Records from a collection:
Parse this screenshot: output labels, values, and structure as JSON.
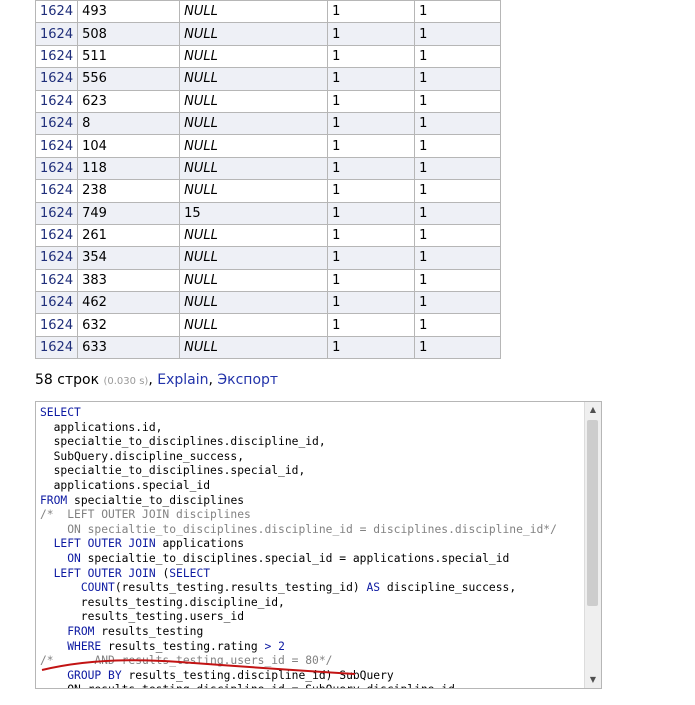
{
  "results": {
    "rows": [
      {
        "app": "1624",
        "discipline": "493",
        "success": "NULL",
        "r1": "1",
        "r2": "1"
      },
      {
        "app": "1624",
        "discipline": "508",
        "success": "NULL",
        "r1": "1",
        "r2": "1"
      },
      {
        "app": "1624",
        "discipline": "511",
        "success": "NULL",
        "r1": "1",
        "r2": "1"
      },
      {
        "app": "1624",
        "discipline": "556",
        "success": "NULL",
        "r1": "1",
        "r2": "1"
      },
      {
        "app": "1624",
        "discipline": "623",
        "success": "NULL",
        "r1": "1",
        "r2": "1"
      },
      {
        "app": "1624",
        "discipline": "8",
        "success": "NULL",
        "r1": "1",
        "r2": "1"
      },
      {
        "app": "1624",
        "discipline": "104",
        "success": "NULL",
        "r1": "1",
        "r2": "1"
      },
      {
        "app": "1624",
        "discipline": "118",
        "success": "NULL",
        "r1": "1",
        "r2": "1"
      },
      {
        "app": "1624",
        "discipline": "238",
        "success": "NULL",
        "r1": "1",
        "r2": "1"
      },
      {
        "app": "1624",
        "discipline": "749",
        "success": "15",
        "r1": "1",
        "r2": "1"
      },
      {
        "app": "1624",
        "discipline": "261",
        "success": "NULL",
        "r1": "1",
        "r2": "1"
      },
      {
        "app": "1624",
        "discipline": "354",
        "success": "NULL",
        "r1": "1",
        "r2": "1"
      },
      {
        "app": "1624",
        "discipline": "383",
        "success": "NULL",
        "r1": "1",
        "r2": "1"
      },
      {
        "app": "1624",
        "discipline": "462",
        "success": "NULL",
        "r1": "1",
        "r2": "1"
      },
      {
        "app": "1624",
        "discipline": "632",
        "success": "NULL",
        "r1": "1",
        "r2": "1"
      },
      {
        "app": "1624",
        "discipline": "633",
        "success": "NULL",
        "r1": "1",
        "r2": "1"
      }
    ]
  },
  "summary": {
    "rows_text": "58 строк",
    "time_text": "(0.030 s)",
    "separator": ",",
    "explain_label": "Explain",
    "export_label": "Экспорт"
  },
  "sql_lines": [
    [
      {
        "t": "SELECT",
        "c": "kw"
      }
    ],
    [
      {
        "t": "  applications.id,",
        "c": ""
      }
    ],
    [
      {
        "t": "  specialtie_to_disciplines.discipline_id,",
        "c": ""
      }
    ],
    [
      {
        "t": "  SubQuery.discipline_success,",
        "c": ""
      }
    ],
    [
      {
        "t": "  specialtie_to_disciplines.special_id,",
        "c": ""
      }
    ],
    [
      {
        "t": "  applications.special_id",
        "c": ""
      }
    ],
    [
      {
        "t": "FROM",
        "c": "kw"
      },
      {
        "t": " specialtie_to_disciplines",
        "c": ""
      }
    ],
    [
      {
        "t": "/*  LEFT OUTER JOIN disciplines",
        "c": "cm"
      }
    ],
    [
      {
        "t": "    ON specialtie_to_disciplines.discipline_id = disciplines.discipline_id*/",
        "c": "cm"
      }
    ],
    [
      {
        "t": "  ",
        "c": ""
      },
      {
        "t": "LEFT OUTER JOIN",
        "c": "kw"
      },
      {
        "t": " applications",
        "c": ""
      }
    ],
    [
      {
        "t": "    ",
        "c": ""
      },
      {
        "t": "ON",
        "c": "kw"
      },
      {
        "t": " specialtie_to_disciplines.special_id = applications.special_id",
        "c": ""
      }
    ],
    [
      {
        "t": "  ",
        "c": ""
      },
      {
        "t": "LEFT OUTER JOIN",
        "c": "kw"
      },
      {
        "t": " (",
        "c": ""
      },
      {
        "t": "SELECT",
        "c": "kw"
      }
    ],
    [
      {
        "t": "      ",
        "c": ""
      },
      {
        "t": "COUNT",
        "c": "kw"
      },
      {
        "t": "(results_testing.results_testing_id) ",
        "c": ""
      },
      {
        "t": "AS",
        "c": "kw"
      },
      {
        "t": " discipline_success,",
        "c": ""
      }
    ],
    [
      {
        "t": "      results_testing.discipline_id,",
        "c": ""
      }
    ],
    [
      {
        "t": "      results_testing.users_id",
        "c": ""
      }
    ],
    [
      {
        "t": "    ",
        "c": ""
      },
      {
        "t": "FROM",
        "c": "kw"
      },
      {
        "t": " results_testing",
        "c": ""
      }
    ],
    [
      {
        "t": "    ",
        "c": ""
      },
      {
        "t": "WHERE",
        "c": "kw"
      },
      {
        "t": " results_testing.rating ",
        "c": ""
      },
      {
        "t": "> 2",
        "c": "op"
      }
    ],
    [
      {
        "t": "/*      AND results_testing.users_id = 80*/",
        "c": "cm"
      }
    ],
    [
      {
        "t": "    ",
        "c": ""
      },
      {
        "t": "GROUP BY",
        "c": "kw"
      },
      {
        "t": " results_testing.discipline_id) SubQuery",
        "c": ""
      }
    ],
    [
      {
        "t": "    ON results_testing.discipline_id = SubQuery.discipline_id",
        "c": ""
      }
    ]
  ]
}
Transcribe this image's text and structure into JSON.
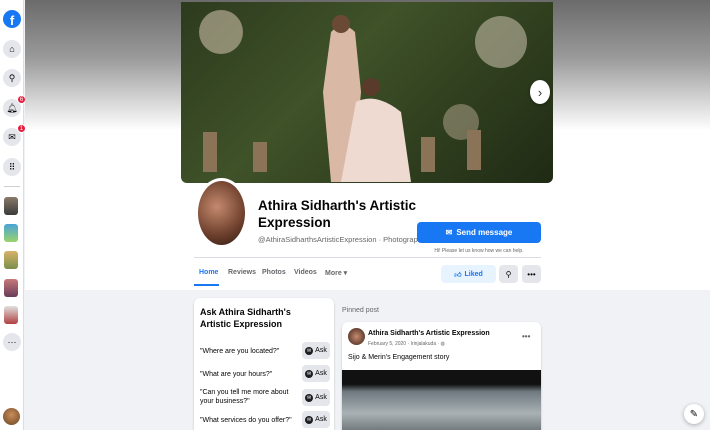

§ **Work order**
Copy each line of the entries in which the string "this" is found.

§ **Task solution**
Parse this screenshot: output labels, values, and structure as JSON.
Transcribe this image's text and structure into JSON.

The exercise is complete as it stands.